In the first component of their project, they ask whether households enrolling in the Supplemental Nutrition Assistance Program (SNAP) treat these benefits as distinct from other money. Some of the questions to be examined include whether or not households that begin to receive SNAP are less likely to redeem grocery coupons relative to households that don’t receive SNAP. Are those same households, after SNAP receipt, more likely to buy national-brand products than store-brand? And do households adjust their shopping behavior when they receive non-SNAP income?
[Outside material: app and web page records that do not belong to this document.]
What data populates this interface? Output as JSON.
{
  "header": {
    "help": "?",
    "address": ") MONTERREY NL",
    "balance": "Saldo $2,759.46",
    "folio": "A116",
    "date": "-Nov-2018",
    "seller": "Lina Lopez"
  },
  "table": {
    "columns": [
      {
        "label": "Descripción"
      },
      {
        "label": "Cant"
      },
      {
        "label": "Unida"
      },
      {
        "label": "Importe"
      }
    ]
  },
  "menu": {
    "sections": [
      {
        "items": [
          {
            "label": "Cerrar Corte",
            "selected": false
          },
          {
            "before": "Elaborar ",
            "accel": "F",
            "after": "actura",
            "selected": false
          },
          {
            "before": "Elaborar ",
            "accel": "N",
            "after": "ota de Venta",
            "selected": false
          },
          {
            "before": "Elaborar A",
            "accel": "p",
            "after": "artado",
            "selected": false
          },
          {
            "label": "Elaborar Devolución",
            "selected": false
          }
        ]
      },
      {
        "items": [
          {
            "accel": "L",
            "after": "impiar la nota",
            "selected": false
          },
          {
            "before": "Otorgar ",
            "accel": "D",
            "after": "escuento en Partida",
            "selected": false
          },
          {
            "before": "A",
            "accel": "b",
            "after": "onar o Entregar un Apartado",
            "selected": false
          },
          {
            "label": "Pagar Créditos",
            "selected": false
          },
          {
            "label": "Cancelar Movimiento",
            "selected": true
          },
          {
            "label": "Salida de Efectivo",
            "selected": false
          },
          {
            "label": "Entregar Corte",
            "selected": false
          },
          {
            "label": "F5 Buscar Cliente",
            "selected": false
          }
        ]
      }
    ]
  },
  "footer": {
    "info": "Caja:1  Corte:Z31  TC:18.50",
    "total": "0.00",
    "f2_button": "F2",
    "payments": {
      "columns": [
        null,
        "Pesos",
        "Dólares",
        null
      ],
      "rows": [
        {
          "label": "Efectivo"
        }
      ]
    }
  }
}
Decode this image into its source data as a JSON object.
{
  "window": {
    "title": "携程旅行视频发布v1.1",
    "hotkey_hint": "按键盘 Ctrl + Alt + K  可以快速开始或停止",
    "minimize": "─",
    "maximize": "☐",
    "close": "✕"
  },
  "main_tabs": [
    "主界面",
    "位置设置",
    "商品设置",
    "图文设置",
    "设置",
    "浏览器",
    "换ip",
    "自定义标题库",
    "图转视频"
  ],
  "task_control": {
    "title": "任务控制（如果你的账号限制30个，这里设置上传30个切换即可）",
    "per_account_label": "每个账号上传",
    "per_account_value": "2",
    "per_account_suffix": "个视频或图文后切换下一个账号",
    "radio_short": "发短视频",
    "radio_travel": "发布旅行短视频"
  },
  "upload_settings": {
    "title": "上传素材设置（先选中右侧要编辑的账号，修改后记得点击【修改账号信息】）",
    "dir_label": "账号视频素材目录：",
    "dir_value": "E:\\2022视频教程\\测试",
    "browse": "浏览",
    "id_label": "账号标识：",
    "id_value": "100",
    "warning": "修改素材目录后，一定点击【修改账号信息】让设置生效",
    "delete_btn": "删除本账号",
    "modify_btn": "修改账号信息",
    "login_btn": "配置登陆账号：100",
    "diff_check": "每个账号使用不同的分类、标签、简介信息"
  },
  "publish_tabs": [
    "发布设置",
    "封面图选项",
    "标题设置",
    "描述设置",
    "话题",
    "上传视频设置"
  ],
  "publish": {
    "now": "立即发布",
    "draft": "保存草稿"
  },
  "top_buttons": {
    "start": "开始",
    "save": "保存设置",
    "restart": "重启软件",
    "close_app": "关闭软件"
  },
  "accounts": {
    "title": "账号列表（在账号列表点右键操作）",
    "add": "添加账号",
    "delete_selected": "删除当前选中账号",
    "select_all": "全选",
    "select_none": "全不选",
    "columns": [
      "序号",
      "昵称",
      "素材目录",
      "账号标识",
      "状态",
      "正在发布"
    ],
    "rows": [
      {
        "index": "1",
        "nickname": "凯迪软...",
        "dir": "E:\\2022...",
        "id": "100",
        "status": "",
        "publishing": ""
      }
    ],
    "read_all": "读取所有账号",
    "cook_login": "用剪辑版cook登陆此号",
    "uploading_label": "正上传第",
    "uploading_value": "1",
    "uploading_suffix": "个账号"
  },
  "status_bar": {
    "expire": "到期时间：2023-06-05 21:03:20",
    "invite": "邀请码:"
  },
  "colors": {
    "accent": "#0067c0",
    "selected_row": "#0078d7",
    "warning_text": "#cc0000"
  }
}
In their second study, Shapiro and Hastings will examine the extent to which households target their spending and whether they aim to spend a given amount over time. They will focus on gasoline purchases, examining how discount redemption (for example, households who spend a certain amount on groceries are eligible to save 10 cents per gallon on gas purchases from the retailer) and frequency of fill-ups vary with the price of gasoline. Do households switch fuel grades when prices rise or fall? And when prices rise, do households buy less fuel on each trip and make more trips, or do they continue to buy the same quantity? Are households more likely to redeem discounts on purchases when prices rise, even though the amount of the discount does not change with the price?